Data for processing section start
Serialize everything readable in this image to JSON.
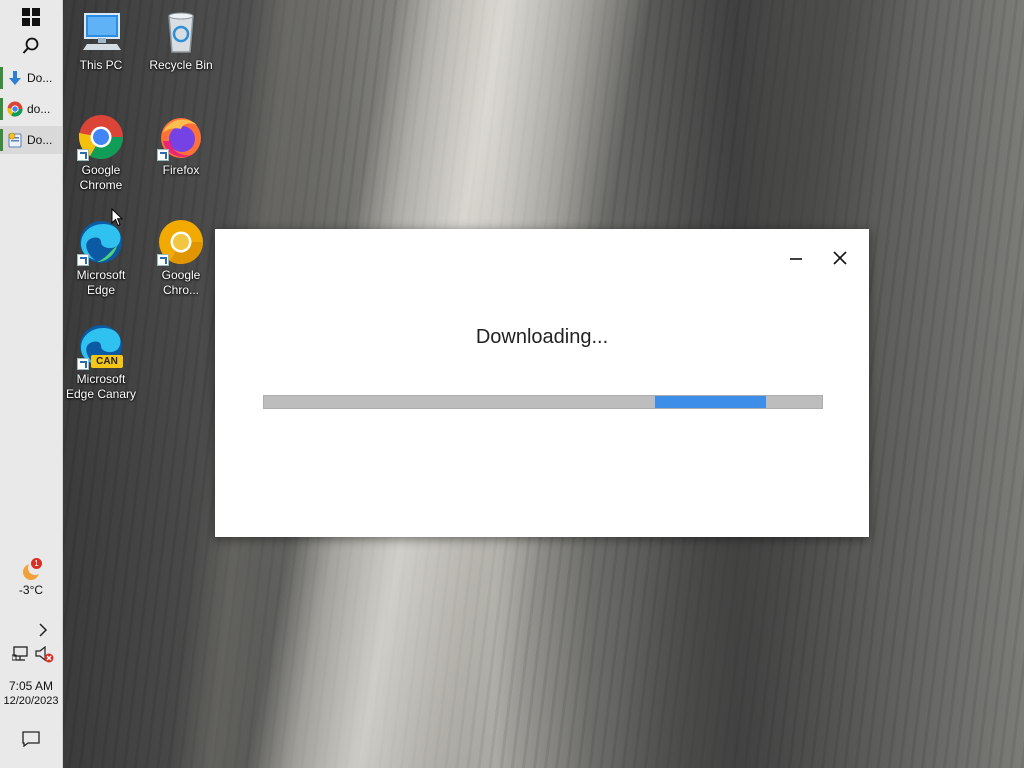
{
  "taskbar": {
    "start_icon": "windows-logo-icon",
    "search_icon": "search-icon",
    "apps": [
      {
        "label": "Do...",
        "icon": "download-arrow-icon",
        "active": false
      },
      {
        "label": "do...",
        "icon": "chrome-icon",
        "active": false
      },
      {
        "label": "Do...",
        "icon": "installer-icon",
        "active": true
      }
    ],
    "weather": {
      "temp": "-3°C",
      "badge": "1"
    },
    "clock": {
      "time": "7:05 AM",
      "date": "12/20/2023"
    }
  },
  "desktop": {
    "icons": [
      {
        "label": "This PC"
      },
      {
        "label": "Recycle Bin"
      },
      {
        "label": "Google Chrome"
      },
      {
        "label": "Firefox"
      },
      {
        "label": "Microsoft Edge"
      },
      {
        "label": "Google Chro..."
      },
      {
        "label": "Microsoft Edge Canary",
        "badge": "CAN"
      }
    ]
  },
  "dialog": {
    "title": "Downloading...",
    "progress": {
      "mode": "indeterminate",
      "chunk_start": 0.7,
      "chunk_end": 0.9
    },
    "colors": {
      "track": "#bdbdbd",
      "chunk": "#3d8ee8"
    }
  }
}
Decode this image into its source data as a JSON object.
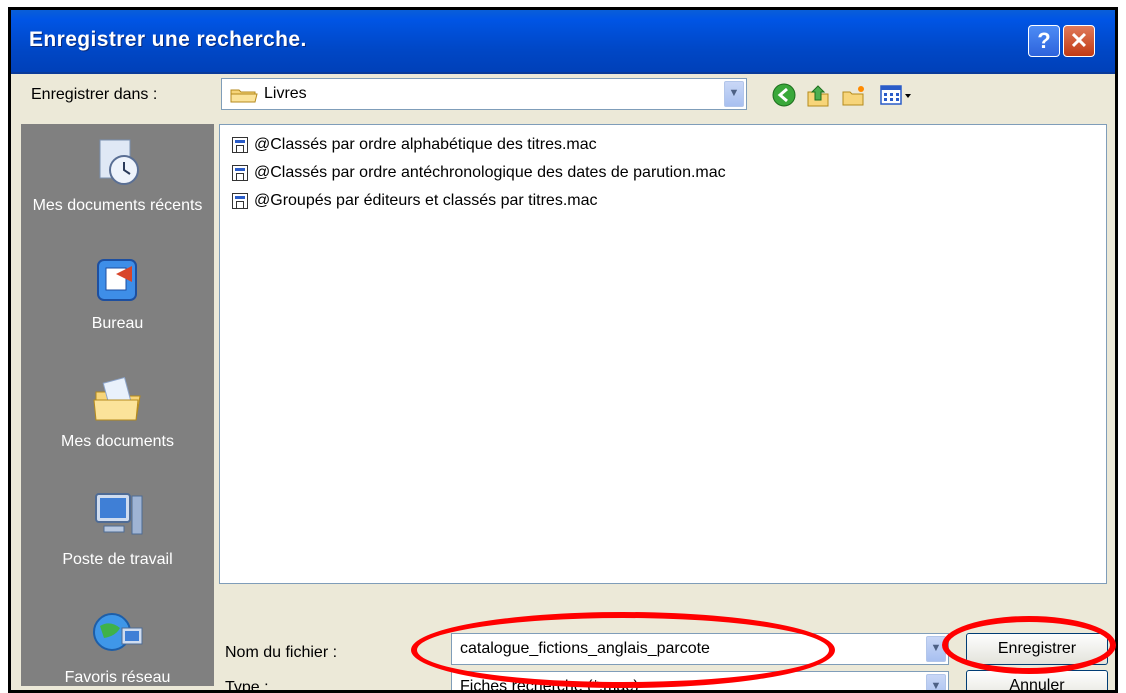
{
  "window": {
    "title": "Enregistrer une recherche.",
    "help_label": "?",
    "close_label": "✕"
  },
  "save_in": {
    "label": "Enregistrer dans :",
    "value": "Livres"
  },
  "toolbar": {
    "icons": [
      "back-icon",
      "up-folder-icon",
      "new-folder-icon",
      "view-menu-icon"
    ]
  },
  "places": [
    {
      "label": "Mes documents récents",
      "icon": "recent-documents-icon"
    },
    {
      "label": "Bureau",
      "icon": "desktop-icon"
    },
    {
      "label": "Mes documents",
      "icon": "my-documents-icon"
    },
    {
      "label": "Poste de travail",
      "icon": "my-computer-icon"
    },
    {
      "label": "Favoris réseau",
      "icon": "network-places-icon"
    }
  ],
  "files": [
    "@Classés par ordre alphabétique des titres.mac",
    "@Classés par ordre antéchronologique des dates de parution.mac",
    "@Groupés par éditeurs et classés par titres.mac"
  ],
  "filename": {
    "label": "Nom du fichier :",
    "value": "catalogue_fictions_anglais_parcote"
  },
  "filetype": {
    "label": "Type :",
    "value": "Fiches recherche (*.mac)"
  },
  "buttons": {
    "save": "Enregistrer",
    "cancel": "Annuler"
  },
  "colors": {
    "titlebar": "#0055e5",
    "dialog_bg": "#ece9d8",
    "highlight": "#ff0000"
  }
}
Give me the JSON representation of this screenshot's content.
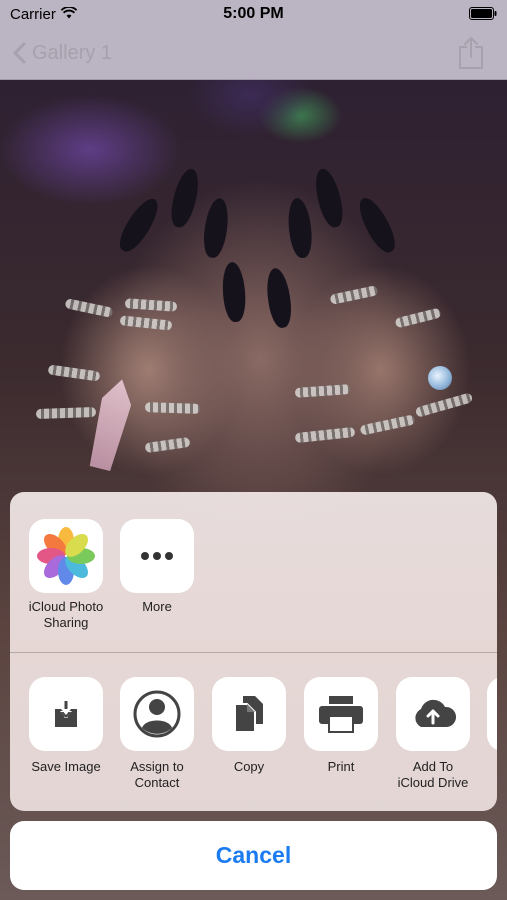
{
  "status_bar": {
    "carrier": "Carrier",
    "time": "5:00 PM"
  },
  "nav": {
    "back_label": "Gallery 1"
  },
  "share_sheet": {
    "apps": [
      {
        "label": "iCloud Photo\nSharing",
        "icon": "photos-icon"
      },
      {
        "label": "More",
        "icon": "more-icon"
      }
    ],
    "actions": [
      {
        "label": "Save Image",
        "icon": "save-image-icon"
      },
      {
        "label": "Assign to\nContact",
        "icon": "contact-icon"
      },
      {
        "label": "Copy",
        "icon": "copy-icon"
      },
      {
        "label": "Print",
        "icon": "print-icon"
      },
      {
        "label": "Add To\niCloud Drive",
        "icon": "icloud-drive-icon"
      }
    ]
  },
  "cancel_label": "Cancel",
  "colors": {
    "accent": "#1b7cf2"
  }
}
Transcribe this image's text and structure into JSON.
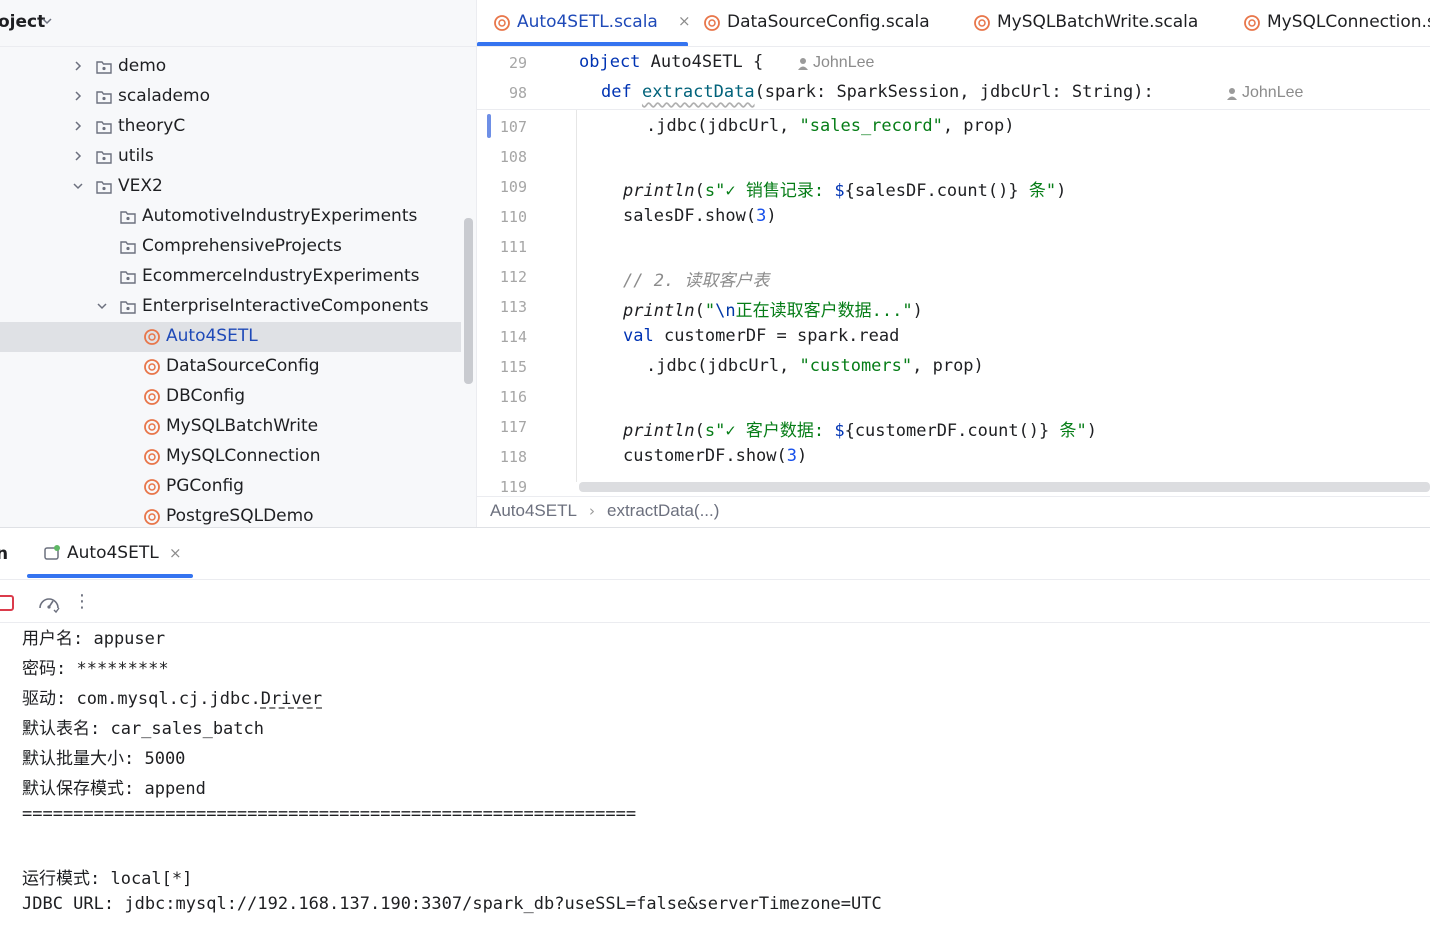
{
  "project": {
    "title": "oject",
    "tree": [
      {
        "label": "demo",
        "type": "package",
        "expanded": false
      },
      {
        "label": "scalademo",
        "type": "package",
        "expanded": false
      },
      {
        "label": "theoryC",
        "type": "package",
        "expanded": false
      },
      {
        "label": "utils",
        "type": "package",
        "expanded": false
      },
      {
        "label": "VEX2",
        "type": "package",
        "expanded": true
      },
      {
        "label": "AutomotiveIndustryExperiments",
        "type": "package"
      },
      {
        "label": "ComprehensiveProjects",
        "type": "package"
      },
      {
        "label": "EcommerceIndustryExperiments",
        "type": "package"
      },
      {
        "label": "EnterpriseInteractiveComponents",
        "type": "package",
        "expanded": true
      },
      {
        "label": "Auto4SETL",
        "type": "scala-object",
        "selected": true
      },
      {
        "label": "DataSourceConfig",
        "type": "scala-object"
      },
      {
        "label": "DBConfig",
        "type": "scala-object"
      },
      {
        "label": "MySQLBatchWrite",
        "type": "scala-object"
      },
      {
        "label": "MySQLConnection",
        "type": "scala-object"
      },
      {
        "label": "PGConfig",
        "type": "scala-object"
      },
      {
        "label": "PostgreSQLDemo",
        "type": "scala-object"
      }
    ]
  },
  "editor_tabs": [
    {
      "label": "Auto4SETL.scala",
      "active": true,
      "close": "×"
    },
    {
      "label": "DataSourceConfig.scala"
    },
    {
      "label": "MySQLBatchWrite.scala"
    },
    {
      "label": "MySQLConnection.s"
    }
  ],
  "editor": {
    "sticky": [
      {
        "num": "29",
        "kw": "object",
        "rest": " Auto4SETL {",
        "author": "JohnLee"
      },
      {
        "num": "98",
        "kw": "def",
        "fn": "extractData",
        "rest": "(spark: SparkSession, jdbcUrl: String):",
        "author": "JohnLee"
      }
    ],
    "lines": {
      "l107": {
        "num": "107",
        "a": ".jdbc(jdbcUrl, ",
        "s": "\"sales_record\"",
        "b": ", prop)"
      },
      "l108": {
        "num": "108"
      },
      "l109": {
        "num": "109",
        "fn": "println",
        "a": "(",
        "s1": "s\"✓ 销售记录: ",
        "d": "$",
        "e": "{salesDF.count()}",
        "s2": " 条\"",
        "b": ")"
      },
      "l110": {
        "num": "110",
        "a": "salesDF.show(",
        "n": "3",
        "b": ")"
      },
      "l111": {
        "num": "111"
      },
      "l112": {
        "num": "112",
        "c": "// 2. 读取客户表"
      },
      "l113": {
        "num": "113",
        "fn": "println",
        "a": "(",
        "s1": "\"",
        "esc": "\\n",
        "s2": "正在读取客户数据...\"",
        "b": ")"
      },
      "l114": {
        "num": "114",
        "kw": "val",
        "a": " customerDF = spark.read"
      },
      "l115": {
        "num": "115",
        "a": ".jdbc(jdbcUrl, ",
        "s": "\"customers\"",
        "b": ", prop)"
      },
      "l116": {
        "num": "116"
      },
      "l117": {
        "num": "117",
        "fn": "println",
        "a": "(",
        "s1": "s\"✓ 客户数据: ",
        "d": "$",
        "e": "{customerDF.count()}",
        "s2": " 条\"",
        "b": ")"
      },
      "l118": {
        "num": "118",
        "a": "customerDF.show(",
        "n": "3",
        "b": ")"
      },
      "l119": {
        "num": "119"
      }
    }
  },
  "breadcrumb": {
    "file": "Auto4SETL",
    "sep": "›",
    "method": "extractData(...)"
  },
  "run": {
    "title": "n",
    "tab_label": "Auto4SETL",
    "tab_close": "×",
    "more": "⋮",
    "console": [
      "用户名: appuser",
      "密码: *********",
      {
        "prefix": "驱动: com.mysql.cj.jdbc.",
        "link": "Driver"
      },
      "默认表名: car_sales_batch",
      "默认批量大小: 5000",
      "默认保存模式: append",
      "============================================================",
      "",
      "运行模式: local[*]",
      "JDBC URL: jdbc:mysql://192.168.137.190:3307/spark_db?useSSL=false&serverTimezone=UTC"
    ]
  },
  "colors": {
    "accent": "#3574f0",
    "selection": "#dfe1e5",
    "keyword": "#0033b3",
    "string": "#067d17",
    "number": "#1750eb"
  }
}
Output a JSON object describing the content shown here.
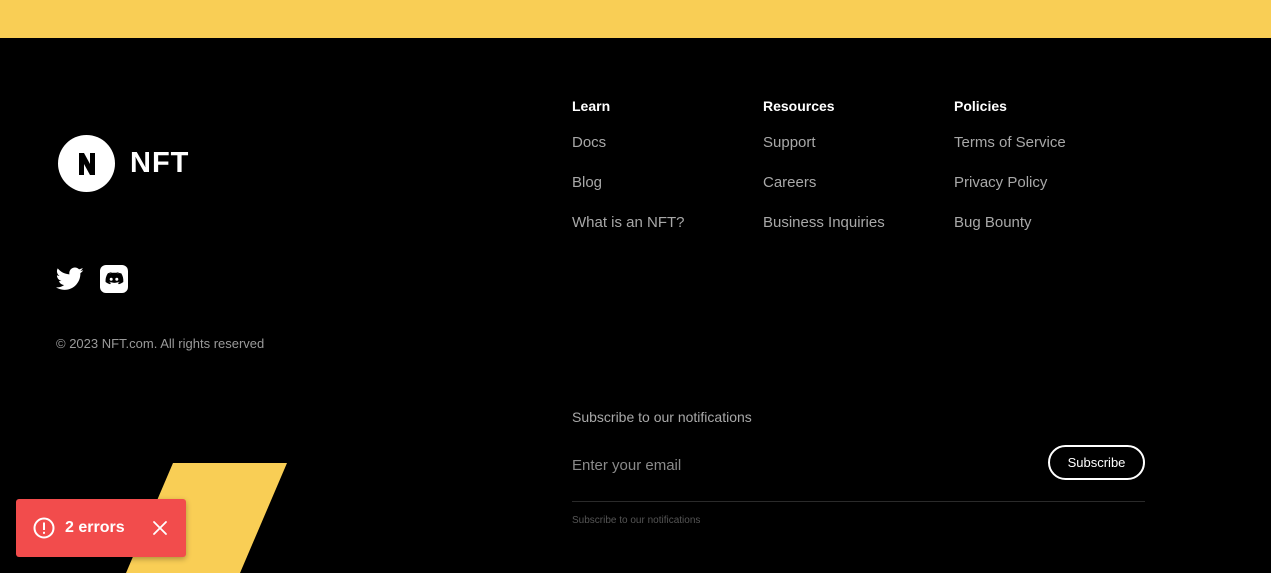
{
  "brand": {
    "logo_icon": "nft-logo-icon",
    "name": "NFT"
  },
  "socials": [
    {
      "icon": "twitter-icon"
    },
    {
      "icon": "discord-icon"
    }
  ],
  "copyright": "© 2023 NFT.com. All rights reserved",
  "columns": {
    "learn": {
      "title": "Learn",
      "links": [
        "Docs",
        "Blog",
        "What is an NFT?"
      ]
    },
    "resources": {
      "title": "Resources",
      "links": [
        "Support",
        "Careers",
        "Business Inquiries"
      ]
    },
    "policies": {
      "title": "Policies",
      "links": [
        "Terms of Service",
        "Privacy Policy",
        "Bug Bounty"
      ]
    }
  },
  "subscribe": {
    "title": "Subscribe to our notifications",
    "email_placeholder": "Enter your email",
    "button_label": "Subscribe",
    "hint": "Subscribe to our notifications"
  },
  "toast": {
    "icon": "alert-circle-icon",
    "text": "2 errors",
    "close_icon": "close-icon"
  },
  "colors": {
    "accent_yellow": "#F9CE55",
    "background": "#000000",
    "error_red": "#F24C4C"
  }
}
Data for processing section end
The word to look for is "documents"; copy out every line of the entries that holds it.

§ Answer for the task:
      "label": "Mes documents récents",
      "icon": "recent-documents-icon"
      "label": "Mes documents",
      "icon": "my-documents-icon"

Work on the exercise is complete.